The Mole Agent (Chile), directed by Maite Alberdi, is the hardest of the four films to fit into a pre-existing box, but it’s also the lightest, and probably the slightest. It’s a documentary that’s set up like a detective film: a man in his ‘80s is hired by a detective agency to go undercover in a care home, where he investigates alleged elder abuse. It starts off as a wacky comedy, with jaunty music and scenes of the old man trying to figure out how to work WhatsApp. But it ends on a note more melancholy than comical, highlighting the loneliness of older people in care homes who are rarely visited by their relatives. It’s nowhere near as complex or layered as Quo Vadis, Aida?, Hope, or Charlatan, but it’s entertaining and goes down easy.
The also rans
The two female-directed films I was most disappointed to see left off the shortlist were Charter and True Mothers. They’re both character dramas about women grappling with motherhood — sadly a type of film that Oscar so often ignores, whether in English or not.

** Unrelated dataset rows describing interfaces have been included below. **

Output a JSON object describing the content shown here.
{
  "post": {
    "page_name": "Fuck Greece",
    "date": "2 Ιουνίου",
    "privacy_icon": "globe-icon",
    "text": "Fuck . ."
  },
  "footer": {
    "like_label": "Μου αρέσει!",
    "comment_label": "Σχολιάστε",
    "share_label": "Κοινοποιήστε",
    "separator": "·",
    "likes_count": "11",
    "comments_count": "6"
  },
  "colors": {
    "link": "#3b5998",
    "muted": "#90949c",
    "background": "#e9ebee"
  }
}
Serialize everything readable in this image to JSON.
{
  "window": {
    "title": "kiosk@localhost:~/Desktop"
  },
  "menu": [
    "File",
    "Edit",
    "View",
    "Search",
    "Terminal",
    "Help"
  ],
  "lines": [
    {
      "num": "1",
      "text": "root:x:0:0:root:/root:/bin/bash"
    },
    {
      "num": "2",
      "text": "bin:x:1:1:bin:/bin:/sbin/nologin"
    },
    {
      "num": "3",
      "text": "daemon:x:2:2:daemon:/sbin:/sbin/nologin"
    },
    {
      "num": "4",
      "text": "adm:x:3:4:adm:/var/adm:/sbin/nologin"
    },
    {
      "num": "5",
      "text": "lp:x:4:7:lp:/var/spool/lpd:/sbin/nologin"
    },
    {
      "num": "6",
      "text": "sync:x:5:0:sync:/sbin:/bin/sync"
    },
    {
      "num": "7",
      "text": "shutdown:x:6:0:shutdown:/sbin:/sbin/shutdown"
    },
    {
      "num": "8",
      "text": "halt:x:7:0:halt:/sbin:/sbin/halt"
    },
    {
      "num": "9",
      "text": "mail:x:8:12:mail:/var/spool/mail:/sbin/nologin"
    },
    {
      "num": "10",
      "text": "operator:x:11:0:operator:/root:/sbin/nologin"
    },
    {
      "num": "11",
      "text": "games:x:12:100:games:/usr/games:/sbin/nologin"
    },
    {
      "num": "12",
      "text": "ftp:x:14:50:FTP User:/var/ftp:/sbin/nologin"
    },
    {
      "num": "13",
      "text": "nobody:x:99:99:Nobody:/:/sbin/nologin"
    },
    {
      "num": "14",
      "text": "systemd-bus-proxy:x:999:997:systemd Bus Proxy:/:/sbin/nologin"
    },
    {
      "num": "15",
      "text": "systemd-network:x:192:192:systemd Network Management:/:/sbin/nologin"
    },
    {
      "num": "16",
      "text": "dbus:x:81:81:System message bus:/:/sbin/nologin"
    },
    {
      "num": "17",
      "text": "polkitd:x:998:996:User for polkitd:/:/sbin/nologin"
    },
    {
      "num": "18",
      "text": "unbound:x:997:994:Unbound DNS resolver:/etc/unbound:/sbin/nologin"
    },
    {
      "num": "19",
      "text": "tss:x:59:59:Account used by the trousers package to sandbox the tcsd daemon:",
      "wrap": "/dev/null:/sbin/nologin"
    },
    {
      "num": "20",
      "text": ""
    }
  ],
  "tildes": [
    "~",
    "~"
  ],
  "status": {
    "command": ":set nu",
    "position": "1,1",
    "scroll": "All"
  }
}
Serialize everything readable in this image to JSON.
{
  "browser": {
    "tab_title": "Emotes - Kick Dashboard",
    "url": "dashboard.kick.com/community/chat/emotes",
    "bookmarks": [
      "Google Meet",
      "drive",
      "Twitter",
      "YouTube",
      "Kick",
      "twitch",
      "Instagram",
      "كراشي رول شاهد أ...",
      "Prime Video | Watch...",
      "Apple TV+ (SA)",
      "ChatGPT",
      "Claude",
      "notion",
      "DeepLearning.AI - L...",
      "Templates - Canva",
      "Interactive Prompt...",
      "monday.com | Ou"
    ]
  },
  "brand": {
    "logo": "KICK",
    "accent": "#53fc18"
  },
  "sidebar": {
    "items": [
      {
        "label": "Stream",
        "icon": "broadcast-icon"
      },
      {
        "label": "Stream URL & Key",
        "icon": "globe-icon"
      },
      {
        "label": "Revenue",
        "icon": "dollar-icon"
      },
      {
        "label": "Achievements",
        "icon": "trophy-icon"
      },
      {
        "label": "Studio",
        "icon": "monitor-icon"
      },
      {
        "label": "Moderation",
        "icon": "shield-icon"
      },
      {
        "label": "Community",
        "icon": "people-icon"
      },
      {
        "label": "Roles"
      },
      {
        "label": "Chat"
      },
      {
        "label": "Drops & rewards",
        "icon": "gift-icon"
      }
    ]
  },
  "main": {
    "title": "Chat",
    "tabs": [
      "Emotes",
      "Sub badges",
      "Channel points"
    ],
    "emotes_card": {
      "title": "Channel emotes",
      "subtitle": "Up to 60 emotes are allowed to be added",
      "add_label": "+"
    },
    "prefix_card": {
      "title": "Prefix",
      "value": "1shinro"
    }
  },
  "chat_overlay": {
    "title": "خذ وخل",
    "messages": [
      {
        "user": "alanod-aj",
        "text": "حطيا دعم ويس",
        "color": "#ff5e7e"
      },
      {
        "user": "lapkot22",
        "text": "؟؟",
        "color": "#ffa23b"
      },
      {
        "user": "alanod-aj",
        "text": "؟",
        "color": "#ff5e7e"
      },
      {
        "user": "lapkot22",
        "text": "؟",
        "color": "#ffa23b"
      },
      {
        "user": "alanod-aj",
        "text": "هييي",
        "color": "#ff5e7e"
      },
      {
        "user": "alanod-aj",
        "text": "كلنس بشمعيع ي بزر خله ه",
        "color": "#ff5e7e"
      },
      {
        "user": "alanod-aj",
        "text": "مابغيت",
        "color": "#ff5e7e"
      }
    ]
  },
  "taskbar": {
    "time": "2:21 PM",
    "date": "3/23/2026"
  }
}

Charter (Sweden) was one of the best films of Sundance 2020, where it flew under the radar and has since struggled to get distribution in English-speaking territories. It’s a shame, because Amanda Kernell is one of the most exciting emerging directors, after her incredible debut, Sami Blood, and her psychologically complex followup, Charter. The film centres a morally questionable woman, Alice (Ane Dahl Torp), who abducts her two children for a charter trip to the Canary Islands in the middle of a custody dispute. Like Jan in Charlatan, we’re constantly wondering whether we should be on Alice’s side or not, although awards bodies tend to be a lot friendlier to male antiheroes than to female ones.
True Mothers (Japan) is the latest film from perennially underrated auteur Naomi Kawase, and it’s one of her best. At two hours and twenty minutes, it was the longest film I saw at TIFF 2020, and yet one of the only films that felt like it earned its length. Kawase offers an unusually nuanced look at adoption from two perspectives: the teenage girl who gives up her baby, and the middle-aged woman who adopts that child. It’s a smart, warm, and beautiful-looking film from a filmmaker in full control of her craft.

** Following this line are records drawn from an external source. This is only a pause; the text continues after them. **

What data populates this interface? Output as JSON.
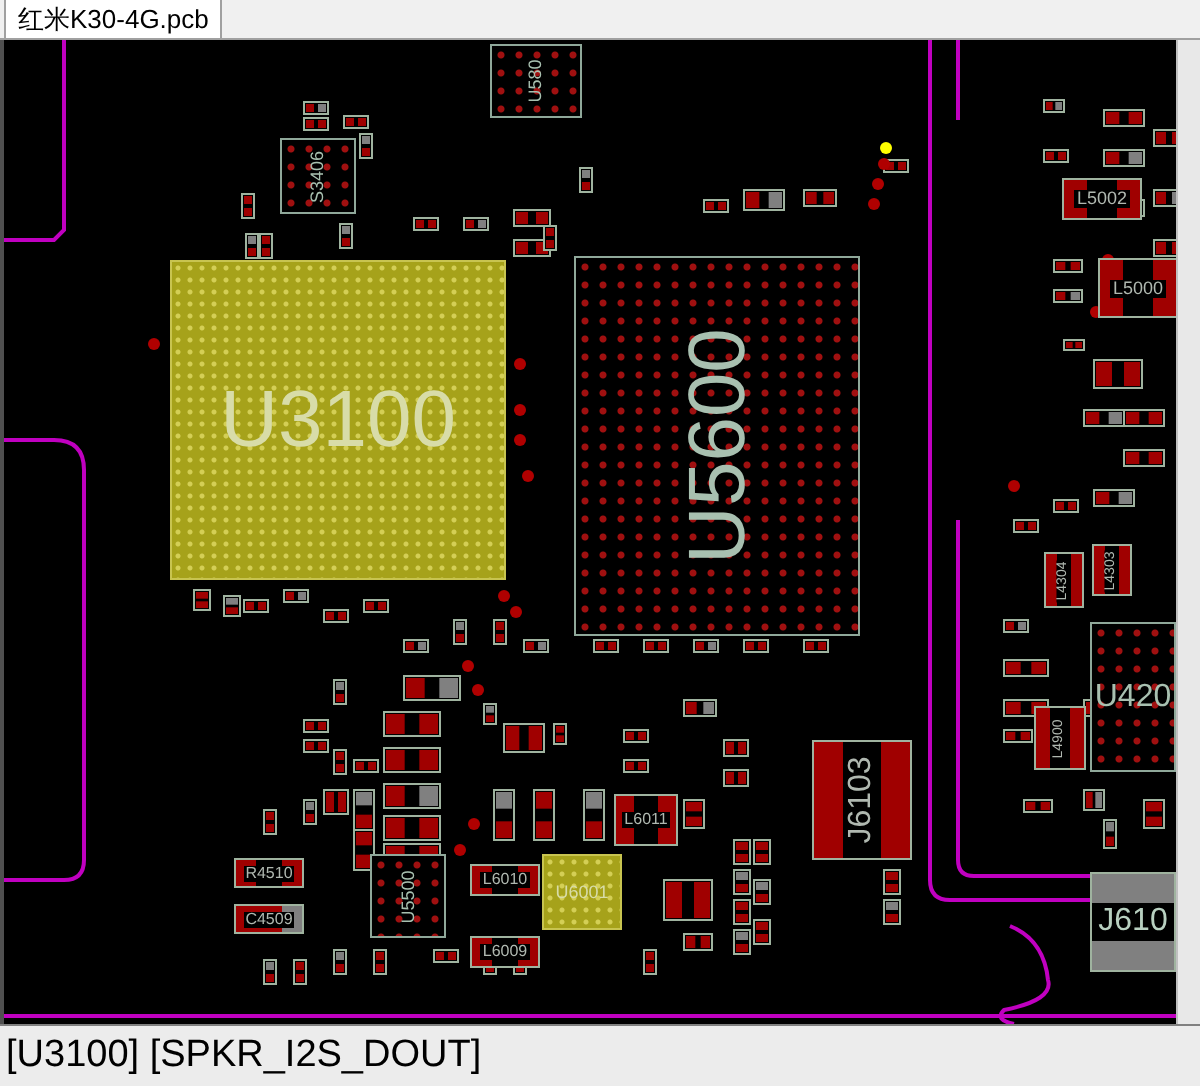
{
  "tabs": [
    {
      "label": "红米K30-4G.pcb",
      "selected": true
    }
  ],
  "board": {
    "components": [
      {
        "label": "U3100",
        "kind": "highlight_ic",
        "rotated": false
      },
      {
        "label": "U5600",
        "kind": "bga",
        "rotated": true
      },
      {
        "label": "S3406",
        "kind": "bga",
        "rotated": true
      },
      {
        "label": "U580",
        "kind": "bga",
        "rotated": true
      },
      {
        "label": "L5002",
        "kind": "inductor",
        "rotated": false
      },
      {
        "label": "L5000",
        "kind": "inductor",
        "rotated": false
      },
      {
        "label": "L4304",
        "kind": "inductor",
        "rotated": true
      },
      {
        "label": "L4303",
        "kind": "inductor",
        "rotated": true
      },
      {
        "label": "L4900",
        "kind": "inductor",
        "rotated": true
      },
      {
        "label": "U420",
        "kind": "bga",
        "rotated": false
      },
      {
        "label": "J6103",
        "kind": "inductor",
        "rotated": true
      },
      {
        "label": "J610",
        "kind": "connector",
        "rotated": false
      },
      {
        "label": "L6011",
        "kind": "inductor",
        "rotated": false
      },
      {
        "label": "L6010",
        "kind": "inductor",
        "rotated": false
      },
      {
        "label": "L6009",
        "kind": "inductor",
        "rotated": false
      },
      {
        "label": "U6001",
        "kind": "highlight_ic",
        "rotated": false
      },
      {
        "label": "R4510",
        "kind": "inductor",
        "rotated": false
      },
      {
        "label": "C4509",
        "kind": "passive",
        "rotated": false
      },
      {
        "label": "U5500",
        "kind": "bga",
        "rotated": true
      }
    ]
  },
  "status_bar": {
    "text": "[U3100] [SPKR_I2S_DOUT]"
  }
}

Yet Kawase has never been nominated for the International Feature Oscar, perhaps because her films are gentle, character-based, and often female-focused — and because she’s never made a film in English and got the recognition that entails. It goes to show that even in the more progressive International Feature category, certain stories are valued more than others.